     On the contrary, these processes are no more “natural” in music than, say, forests. Modernization is no more a natural process than clear-cutting forests. There are other reasons not to do applied ethnomusicology, of course; one can contribute as an ethnomusicologist in other ways. But to write histories of ethnomusicology and neglect or belittle applied work and to maintain that ethnomusicologists ought not to take political stands, that they ought not to advocate on behalf of the musical cultures to which they have made commitments of all sorts—time, intellect, emotion, career, and so forth—seems, to me at least, to require some thought and examination. Just as applied workers should be—and are—reflexive concerning motivation, so should the historian be. Perhaps I will pursue this in a later entry, but at this point I will continue with the other ABET workshop topics that I mentioned in my previous entry: the four principles (diversity, interdependence, limits to growth, and stewardship); heritage tourism and the creative economy contra sustainability; and the difficulties of sustaining unofficial music through official cultural policy.
     Additional note as of June 22, 2013: A reader has kindly supplied the name of the indigenous film maker--Marilton Maxikali--and the name of his film, Putoxop's Songs: The Parrot-Men. Further information on the indigenous group and location is in the comment attached to this post.
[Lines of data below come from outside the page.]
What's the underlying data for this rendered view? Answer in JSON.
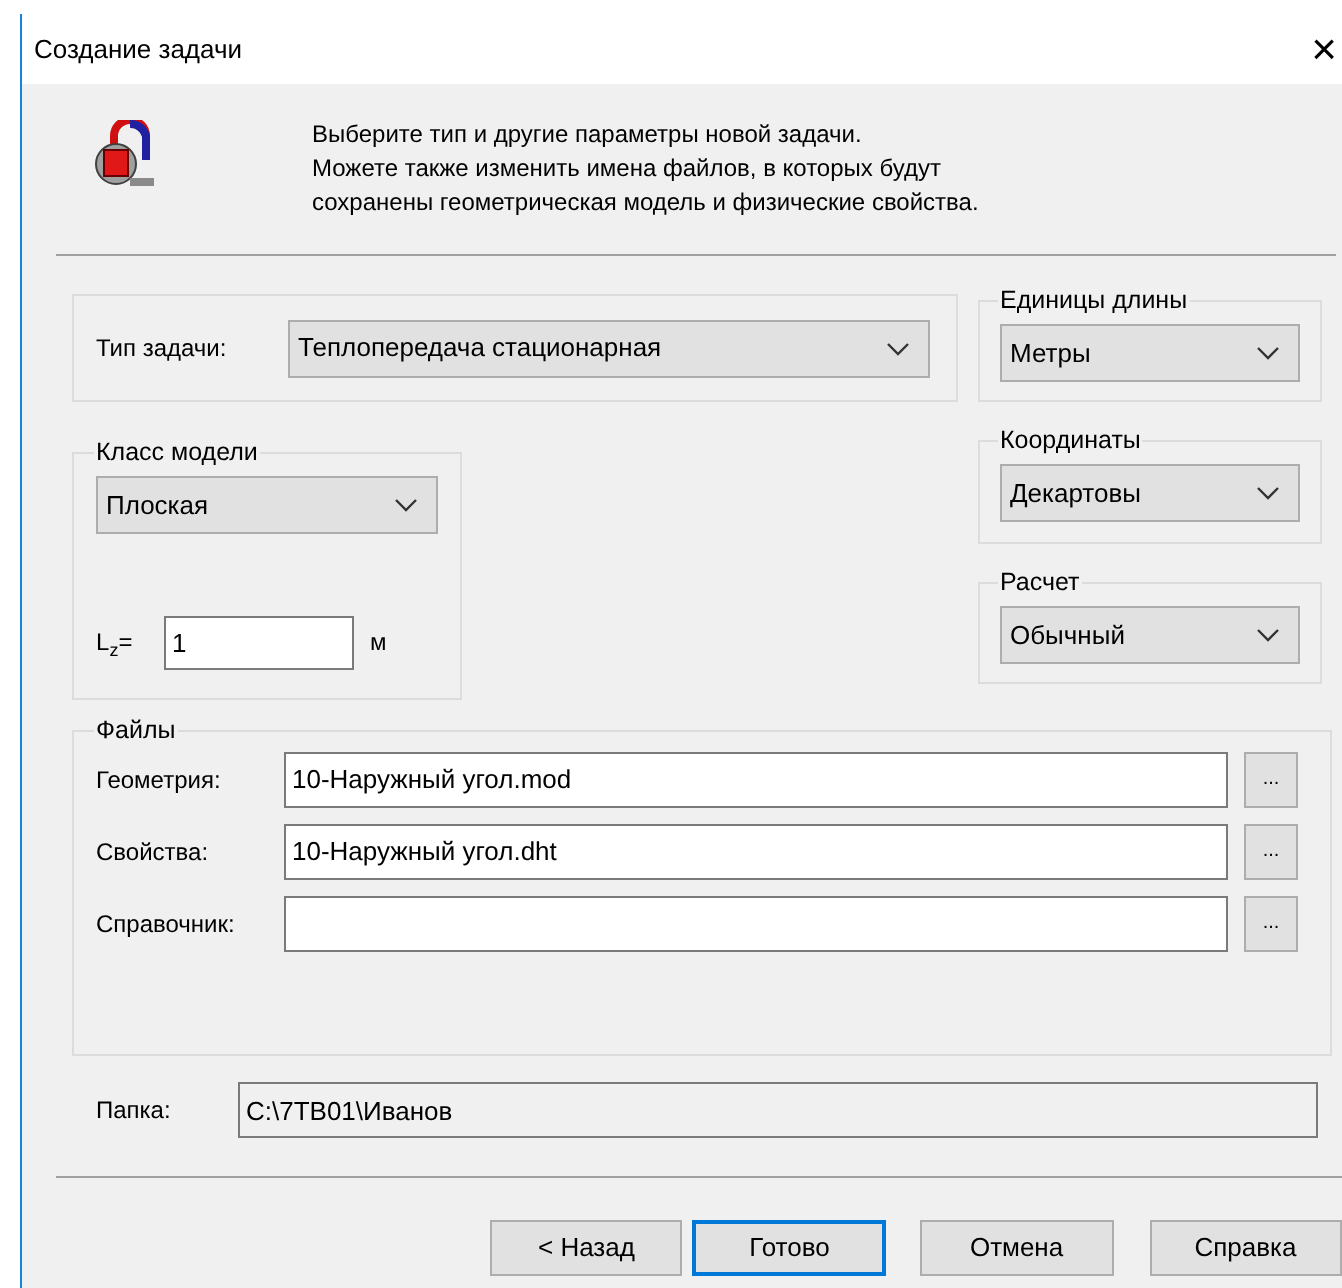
{
  "window": {
    "title": "Создание задачи",
    "close": "×"
  },
  "header": {
    "lines": [
      "Выберите тип и другие параметры новой задачи.",
      "Можете также изменить имена файлов, в которых будут",
      "сохранены геометрическая модель и физические свойства."
    ]
  },
  "task_type": {
    "label": "Тип задачи:",
    "value": "Теплопередача стационарная"
  },
  "length_units": {
    "legend": "Единицы длины",
    "value": "Метры"
  },
  "model_class": {
    "legend": "Класс модели",
    "value": "Плоская",
    "lz": {
      "label": "L$_{z}$=",
      "value": "1",
      "unit": "м"
    }
  },
  "coordinates": {
    "legend": "Координаты",
    "value": "Декартовы"
  },
  "calculation": {
    "legend": "Расчет",
    "value": "Обычный"
  },
  "files": {
    "legend": "Файлы",
    "rows": [
      {
        "label": "Геометрия:",
        "value": "10-Наружный угол.mod",
        "browse": "..."
      },
      {
        "label": "Свойства:",
        "value": "10-Наружный угол.dht",
        "browse": "..."
      },
      {
        "label": "Справочник:",
        "browse": "..."
      }
    ]
  },
  "folder": {
    "label": "Папка:",
    "value": "C:\\7TB01\\Иванов"
  },
  "buttons": [
    {
      "label": "< Назад",
      "default": false
    },
    {
      "label": "Готово",
      "default": true
    },
    {
      "label": "Отмена",
      "default": false
    },
    {
      "label": "Справка",
      "default": false
    }
  ]
}
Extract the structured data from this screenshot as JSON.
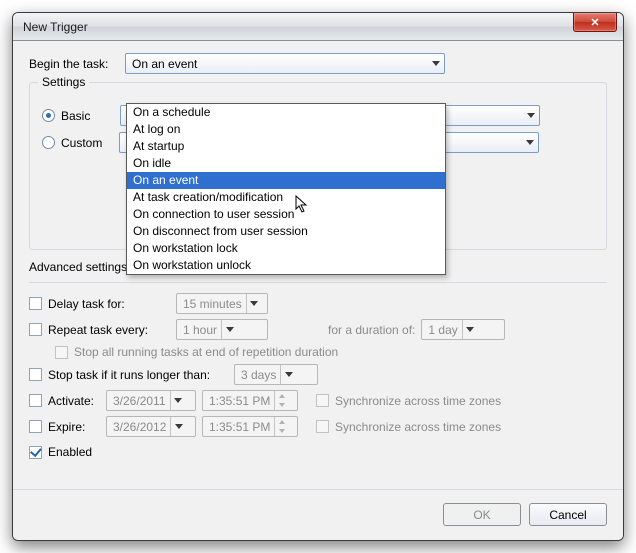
{
  "window": {
    "title": "New Trigger",
    "close_glyph": "✕"
  },
  "begin": {
    "label": "Begin the task:",
    "selected": "On an event",
    "options": [
      "On a schedule",
      "At log on",
      "At startup",
      "On idle",
      "On an event",
      "At task creation/modification",
      "On connection to user session",
      "On disconnect from user session",
      "On workstation lock",
      "On workstation unlock"
    ],
    "highlight_index": 4
  },
  "settings": {
    "legend": "Settings",
    "basic_label": "Basic",
    "custom_label": "Custom"
  },
  "advanced": {
    "legend": "Advanced settings",
    "delay_label": "Delay task for:",
    "delay_value": "15 minutes",
    "repeat_label": "Repeat task every:",
    "repeat_value": "1 hour",
    "duration_label": "for a duration of:",
    "duration_value": "1 day",
    "stop_end_label": "Stop all running tasks at end of repetition duration",
    "stop_longer_label": "Stop task if it runs longer than:",
    "stop_longer_value": "3 days",
    "activate_label": "Activate:",
    "activate_date": "3/26/2011",
    "activate_time": "1:35:51 PM",
    "expire_label": "Expire:",
    "expire_date": "3/26/2012",
    "expire_time": "1:35:51 PM",
    "sync_label": "Synchronize across time zones",
    "enabled_label": "Enabled"
  },
  "buttons": {
    "ok": "OK",
    "cancel": "Cancel"
  }
}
Thank you, Jorgette Lago!

    [1]Jeff Todd Titon, “Music, the Public Interest, and the Practice of Ethnomusicology,” Ethnomusicology, Vol. 36, no. 3, 1992. Special issue on music and the public interest, pp. 315-322. See also my essay “Knowing Fieldwork,” in Gregory Barz and Timothy Cooley, ed., Shadows in the Field, 2nd ed., New York: Oxford University Press, 2008, pp. 25-41. Of course, this is not to say that some of the "old" fieldworkers did not practice the new fieldwork; notably there were some, like the anthropologist A. L. Kroeber, who did.
    [2] Both kinds of fieldwork aid sustainability, of course; archives of scholarly data are useful to communities wanting to know about the music of their past. Wayne Newell, for example, found that the J. Walter Fewkes recordings of Passamaquoddy songs made more than 130 years ago opened a window on his indigenous group’s music-making that had been shut. Advocacy, applied ethnomusicology, and the new fieldwork offer ongoing opportunities for partnerships in sustainability efforts, ultimately social and political.